Brief: For the records below, report how many lines include the word "JSON". Only the number should appear.

+===+

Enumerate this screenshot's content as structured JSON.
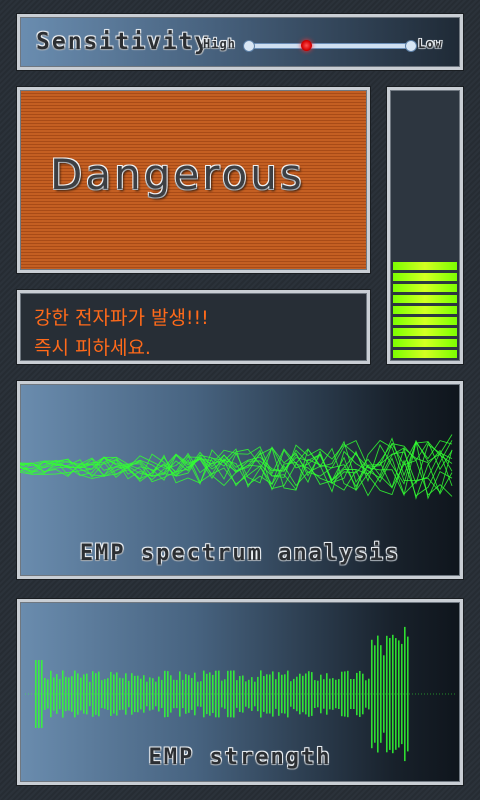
{
  "sensitivity": {
    "title": "Sensitivity",
    "high_label": "High",
    "low_label": "Low",
    "value": 0.36
  },
  "alert": {
    "status": "Dangerous"
  },
  "meter": {
    "level": 0.36
  },
  "message": {
    "line1": "강한 전자파가 발생!!!",
    "line2": "즉시 피하세요."
  },
  "spectrum": {
    "label": "EMP spectrum analysis"
  },
  "strength": {
    "label": "EMP strength"
  },
  "colors": {
    "signal_green": "#33ff33",
    "alert_orange": "#c45f22",
    "message_text": "#ff6a1a",
    "slider_thumb": "#e00000"
  }
}
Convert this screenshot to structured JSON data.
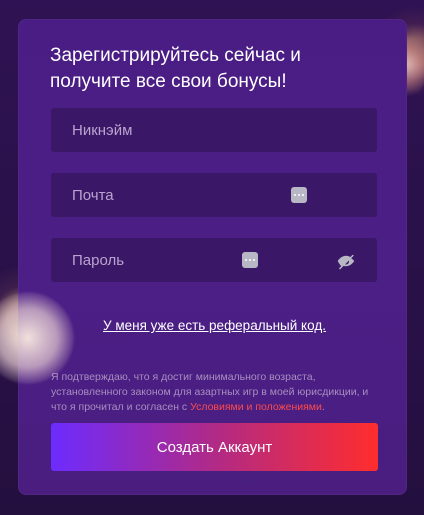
{
  "form": {
    "title": "Зарегистрируйтесь сейчас и получите все свои бонусы!",
    "fields": [
      {
        "placeholder": "Никнэйм",
        "value": ""
      },
      {
        "placeholder": "Почта",
        "value": ""
      },
      {
        "placeholder": "Пароль",
        "value": ""
      }
    ],
    "icons": {
      "password_manager": "password-manager-icon",
      "visibility": "eye-off-icon"
    },
    "referral_link": "У меня уже есть реферальный код.",
    "terms": {
      "prefix": "Я подтверждаю, что я достиг минимального возраста, установленного законом для азартных игр в моей юрисдикции, и что я прочитал и согласен с ",
      "link": "Условиями и положениями",
      "suffix": "."
    },
    "submit_label": "Создать Аккаунт"
  },
  "colors": {
    "background": "#2a0f4a",
    "card": "#4b1f86",
    "input_bg": "#3a1767",
    "accent_start": "#6d2bff",
    "accent_end": "#ff2d2d",
    "terms_link": "#ff4b4b"
  }
}
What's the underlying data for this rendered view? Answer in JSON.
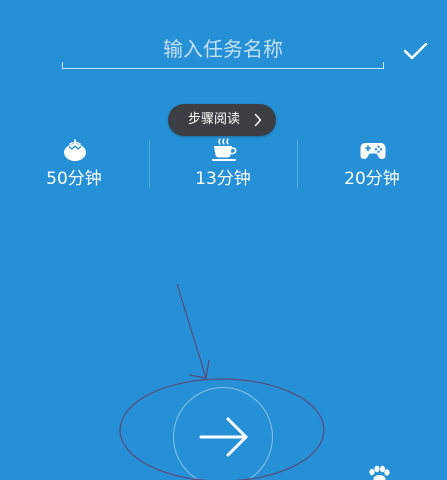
{
  "task_input": {
    "placeholder": "输入任务名称",
    "value": ""
  },
  "confirm": {
    "icon": "checkmark-icon"
  },
  "tooltip": {
    "text": "步骤阅读",
    "icon": "chevron-right-icon"
  },
  "durations": [
    {
      "icon": "tomato-icon",
      "label": "50分钟"
    },
    {
      "icon": "coffee-cup-icon",
      "label": "13分钟"
    },
    {
      "icon": "gamepad-icon",
      "label": "20分钟"
    }
  ],
  "start_button": {
    "icon": "arrow-right-icon"
  },
  "corner_icon": "paw-icon",
  "colors": {
    "background": "#2590d6",
    "tooltip_background": "#3b3f44",
    "annotation_stroke": "#5a4a7a"
  }
}
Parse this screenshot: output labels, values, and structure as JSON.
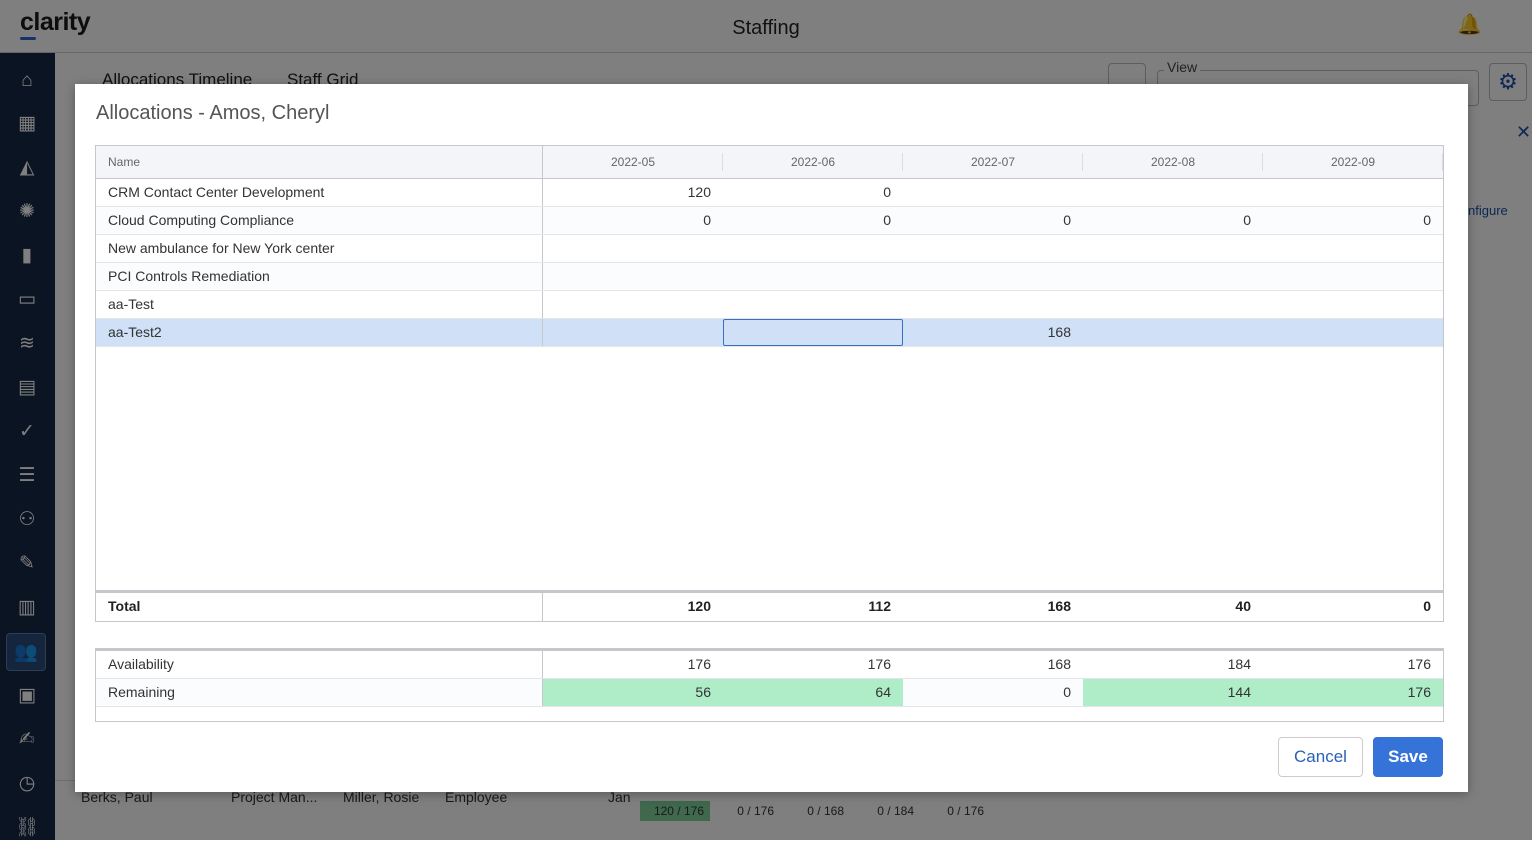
{
  "app": {
    "logo": "clarity",
    "title": "Staffing"
  },
  "background": {
    "tabs": [
      "Allocations Timeline",
      "Staff Grid"
    ],
    "view_label": "View",
    "configure_link": "nfigure",
    "row": {
      "name": "Berks, Paul",
      "role": "Project Man...",
      "manager": "Miller, Rosie",
      "type": "Employee",
      "start": "Jan",
      "allocations": [
        "120 / 176",
        "0 / 176",
        "0 / 168",
        "0 / 184",
        "0 / 176"
      ]
    }
  },
  "modal": {
    "title": "Allocations - Amos, Cheryl",
    "columns": [
      "Name",
      "2022-05",
      "2022-06",
      "2022-07",
      "2022-08",
      "2022-09"
    ],
    "rows": [
      {
        "name": "CRM Contact Center Development",
        "values": [
          "120",
          "0",
          "",
          "",
          ""
        ]
      },
      {
        "name": "Cloud Computing Compliance",
        "values": [
          "0",
          "0",
          "0",
          "0",
          "0"
        ]
      },
      {
        "name": "New ambulance for New York center",
        "values": [
          "",
          "",
          "",
          "",
          ""
        ]
      },
      {
        "name": "PCI Controls Remediation",
        "values": [
          "",
          "",
          "",
          "",
          ""
        ]
      },
      {
        "name": "aa-Test",
        "values": [
          "",
          "",
          "",
          "",
          ""
        ]
      },
      {
        "name": "aa-Test2",
        "values": [
          "",
          "",
          "168",
          "",
          ""
        ],
        "selected": true,
        "editing_column": 1
      }
    ],
    "total": {
      "label": "Total",
      "values": [
        "120",
        "112",
        "168",
        "40",
        "0"
      ]
    },
    "availability": {
      "label": "Availability",
      "values": [
        "176",
        "176",
        "168",
        "184",
        "176"
      ]
    },
    "remaining": {
      "label": "Remaining",
      "values": [
        "56",
        "64",
        "0",
        "144",
        "176"
      ],
      "positive": [
        true,
        true,
        false,
        true,
        true
      ]
    },
    "buttons": {
      "cancel": "Cancel",
      "save": "Save"
    },
    "colors": {
      "remaining_positive": "#aeedc7",
      "selected_row": "#cfe0f7",
      "save": "#3573d8"
    }
  }
}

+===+

Reply: 4